** Recorded data follows **

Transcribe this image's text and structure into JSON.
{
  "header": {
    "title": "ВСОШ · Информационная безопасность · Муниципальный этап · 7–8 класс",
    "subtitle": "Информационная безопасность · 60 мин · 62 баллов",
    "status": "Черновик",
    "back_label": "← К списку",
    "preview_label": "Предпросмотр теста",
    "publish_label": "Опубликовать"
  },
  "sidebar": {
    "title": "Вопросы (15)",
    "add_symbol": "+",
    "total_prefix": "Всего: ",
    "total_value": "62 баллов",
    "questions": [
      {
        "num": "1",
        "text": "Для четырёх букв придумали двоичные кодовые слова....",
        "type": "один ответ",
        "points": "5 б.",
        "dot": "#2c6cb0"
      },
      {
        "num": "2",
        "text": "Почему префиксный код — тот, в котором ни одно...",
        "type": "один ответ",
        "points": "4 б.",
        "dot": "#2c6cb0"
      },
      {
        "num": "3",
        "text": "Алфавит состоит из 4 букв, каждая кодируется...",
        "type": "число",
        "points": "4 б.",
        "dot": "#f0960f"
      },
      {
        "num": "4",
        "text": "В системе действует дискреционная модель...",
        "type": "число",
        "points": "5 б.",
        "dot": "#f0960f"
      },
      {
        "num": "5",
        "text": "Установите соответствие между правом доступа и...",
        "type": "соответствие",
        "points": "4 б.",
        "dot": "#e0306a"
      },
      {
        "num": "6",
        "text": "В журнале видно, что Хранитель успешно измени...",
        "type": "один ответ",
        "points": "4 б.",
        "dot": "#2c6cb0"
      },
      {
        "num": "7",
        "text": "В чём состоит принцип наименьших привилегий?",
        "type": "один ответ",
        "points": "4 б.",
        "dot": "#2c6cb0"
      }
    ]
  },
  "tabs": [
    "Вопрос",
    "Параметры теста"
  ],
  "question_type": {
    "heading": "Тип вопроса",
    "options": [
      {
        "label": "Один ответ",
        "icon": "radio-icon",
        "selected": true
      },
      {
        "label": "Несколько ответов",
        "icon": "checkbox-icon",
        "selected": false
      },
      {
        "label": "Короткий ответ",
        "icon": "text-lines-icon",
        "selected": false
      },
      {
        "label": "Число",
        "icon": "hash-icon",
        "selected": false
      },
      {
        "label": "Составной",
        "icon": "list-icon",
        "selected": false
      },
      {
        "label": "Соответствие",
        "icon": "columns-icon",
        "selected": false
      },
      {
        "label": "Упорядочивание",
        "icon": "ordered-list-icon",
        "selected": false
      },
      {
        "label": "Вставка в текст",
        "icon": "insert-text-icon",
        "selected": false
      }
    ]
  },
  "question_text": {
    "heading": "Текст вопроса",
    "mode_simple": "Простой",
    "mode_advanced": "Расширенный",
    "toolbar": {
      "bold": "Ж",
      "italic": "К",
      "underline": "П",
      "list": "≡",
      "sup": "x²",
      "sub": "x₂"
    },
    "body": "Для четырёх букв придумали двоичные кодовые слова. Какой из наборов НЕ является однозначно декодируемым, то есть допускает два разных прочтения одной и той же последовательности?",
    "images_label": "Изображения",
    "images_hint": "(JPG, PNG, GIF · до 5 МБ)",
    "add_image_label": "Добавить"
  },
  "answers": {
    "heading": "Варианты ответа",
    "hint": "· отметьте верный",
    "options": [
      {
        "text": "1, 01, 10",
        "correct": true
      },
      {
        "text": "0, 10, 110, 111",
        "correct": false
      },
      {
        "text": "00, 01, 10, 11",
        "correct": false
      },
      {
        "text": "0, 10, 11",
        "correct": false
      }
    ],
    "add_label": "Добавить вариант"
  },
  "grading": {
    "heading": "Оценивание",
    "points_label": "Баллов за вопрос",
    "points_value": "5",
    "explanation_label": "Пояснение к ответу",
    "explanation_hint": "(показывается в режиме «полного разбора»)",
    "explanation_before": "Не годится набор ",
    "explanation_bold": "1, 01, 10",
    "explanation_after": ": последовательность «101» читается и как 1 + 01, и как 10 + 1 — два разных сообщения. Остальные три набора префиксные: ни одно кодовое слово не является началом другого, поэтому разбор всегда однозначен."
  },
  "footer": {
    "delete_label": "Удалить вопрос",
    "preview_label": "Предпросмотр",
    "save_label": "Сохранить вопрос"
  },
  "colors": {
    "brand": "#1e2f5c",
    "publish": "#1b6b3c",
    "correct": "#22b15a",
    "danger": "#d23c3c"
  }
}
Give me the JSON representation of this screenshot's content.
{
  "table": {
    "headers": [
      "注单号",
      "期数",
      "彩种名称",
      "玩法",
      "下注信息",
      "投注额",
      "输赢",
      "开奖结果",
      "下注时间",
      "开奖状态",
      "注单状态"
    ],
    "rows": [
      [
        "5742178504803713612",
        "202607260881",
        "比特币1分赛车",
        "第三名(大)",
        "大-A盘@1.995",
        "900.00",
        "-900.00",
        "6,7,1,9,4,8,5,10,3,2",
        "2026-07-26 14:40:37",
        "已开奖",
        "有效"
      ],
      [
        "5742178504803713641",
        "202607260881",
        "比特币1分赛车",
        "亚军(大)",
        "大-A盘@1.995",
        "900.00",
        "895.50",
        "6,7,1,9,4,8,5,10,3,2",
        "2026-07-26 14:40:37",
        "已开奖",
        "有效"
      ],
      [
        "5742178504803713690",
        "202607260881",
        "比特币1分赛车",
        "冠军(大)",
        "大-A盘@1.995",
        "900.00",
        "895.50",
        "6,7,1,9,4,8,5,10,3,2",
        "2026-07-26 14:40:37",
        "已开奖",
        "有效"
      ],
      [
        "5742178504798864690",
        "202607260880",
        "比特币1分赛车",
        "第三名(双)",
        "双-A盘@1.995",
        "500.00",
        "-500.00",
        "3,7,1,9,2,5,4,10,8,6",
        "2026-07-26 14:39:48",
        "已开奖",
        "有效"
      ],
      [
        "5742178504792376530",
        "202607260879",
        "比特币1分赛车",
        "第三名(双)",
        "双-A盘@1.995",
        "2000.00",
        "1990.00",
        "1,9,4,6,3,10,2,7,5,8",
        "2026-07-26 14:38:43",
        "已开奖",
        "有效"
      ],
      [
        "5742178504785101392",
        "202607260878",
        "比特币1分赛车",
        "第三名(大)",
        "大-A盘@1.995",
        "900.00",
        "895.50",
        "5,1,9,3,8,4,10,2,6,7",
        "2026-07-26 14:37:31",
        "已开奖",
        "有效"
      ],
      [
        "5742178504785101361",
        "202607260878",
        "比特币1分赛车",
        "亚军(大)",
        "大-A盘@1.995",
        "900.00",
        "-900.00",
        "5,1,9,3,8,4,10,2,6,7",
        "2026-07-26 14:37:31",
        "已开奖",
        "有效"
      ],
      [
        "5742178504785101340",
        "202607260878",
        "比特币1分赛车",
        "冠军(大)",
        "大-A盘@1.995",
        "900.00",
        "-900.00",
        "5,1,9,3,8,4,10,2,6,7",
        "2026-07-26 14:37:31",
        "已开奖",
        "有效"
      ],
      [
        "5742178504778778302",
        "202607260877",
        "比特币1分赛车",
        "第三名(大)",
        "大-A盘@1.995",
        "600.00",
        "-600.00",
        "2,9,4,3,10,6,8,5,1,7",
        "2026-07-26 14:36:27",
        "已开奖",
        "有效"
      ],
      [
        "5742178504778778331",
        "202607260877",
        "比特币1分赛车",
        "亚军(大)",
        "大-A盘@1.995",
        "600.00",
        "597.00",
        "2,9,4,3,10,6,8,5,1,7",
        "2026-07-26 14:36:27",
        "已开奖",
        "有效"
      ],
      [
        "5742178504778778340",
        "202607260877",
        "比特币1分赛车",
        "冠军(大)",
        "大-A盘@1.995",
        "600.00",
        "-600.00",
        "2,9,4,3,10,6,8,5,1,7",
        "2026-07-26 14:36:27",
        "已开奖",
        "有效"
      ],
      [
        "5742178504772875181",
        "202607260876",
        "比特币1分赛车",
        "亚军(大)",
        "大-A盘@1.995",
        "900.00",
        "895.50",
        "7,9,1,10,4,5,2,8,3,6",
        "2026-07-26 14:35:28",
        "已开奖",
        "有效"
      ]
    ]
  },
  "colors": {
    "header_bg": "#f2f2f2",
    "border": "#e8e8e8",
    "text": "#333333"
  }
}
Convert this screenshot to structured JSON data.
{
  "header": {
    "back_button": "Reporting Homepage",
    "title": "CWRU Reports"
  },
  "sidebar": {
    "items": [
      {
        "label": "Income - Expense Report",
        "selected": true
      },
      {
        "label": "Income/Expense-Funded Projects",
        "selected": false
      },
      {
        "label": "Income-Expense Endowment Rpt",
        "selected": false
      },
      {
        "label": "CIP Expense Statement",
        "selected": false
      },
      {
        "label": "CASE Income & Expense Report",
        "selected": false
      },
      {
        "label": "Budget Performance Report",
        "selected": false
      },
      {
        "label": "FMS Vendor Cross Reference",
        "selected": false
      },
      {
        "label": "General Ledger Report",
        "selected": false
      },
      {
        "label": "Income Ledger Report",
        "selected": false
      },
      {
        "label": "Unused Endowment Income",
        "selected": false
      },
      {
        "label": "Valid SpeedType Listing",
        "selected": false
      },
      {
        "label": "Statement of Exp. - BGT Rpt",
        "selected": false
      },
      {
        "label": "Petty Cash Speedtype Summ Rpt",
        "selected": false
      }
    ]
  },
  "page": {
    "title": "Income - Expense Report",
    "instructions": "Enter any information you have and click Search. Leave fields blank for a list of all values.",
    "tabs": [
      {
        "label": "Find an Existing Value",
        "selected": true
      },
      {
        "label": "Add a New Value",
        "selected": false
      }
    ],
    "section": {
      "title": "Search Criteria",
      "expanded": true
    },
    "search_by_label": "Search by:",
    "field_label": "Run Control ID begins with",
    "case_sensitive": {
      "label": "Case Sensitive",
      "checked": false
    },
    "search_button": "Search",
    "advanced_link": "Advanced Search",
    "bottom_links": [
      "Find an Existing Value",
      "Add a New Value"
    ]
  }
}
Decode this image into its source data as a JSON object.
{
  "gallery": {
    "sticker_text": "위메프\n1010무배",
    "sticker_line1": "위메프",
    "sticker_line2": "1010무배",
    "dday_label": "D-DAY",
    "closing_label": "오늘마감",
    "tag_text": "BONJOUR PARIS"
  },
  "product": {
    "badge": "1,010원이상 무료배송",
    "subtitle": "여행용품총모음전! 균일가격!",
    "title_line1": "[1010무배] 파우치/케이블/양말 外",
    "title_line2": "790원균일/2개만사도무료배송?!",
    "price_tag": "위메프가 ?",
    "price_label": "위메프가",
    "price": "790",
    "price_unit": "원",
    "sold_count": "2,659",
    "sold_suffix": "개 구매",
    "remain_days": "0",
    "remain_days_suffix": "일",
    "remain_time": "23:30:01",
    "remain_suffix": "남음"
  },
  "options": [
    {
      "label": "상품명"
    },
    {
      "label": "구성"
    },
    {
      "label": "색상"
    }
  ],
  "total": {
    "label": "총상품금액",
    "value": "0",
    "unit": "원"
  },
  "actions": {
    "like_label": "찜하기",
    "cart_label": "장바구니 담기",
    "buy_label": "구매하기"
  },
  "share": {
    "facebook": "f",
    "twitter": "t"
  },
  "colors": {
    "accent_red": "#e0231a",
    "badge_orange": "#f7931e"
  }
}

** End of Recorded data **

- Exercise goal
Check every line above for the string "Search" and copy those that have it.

- Answer section
    "instructions": "Enter any information you have and click Search. Leave fields blank for a list of all values.",
      "title": "Search Criteria",
    "search_by_label": "Search by:",
    "search_button": "Search",
    "advanced_link": "Advanced Search",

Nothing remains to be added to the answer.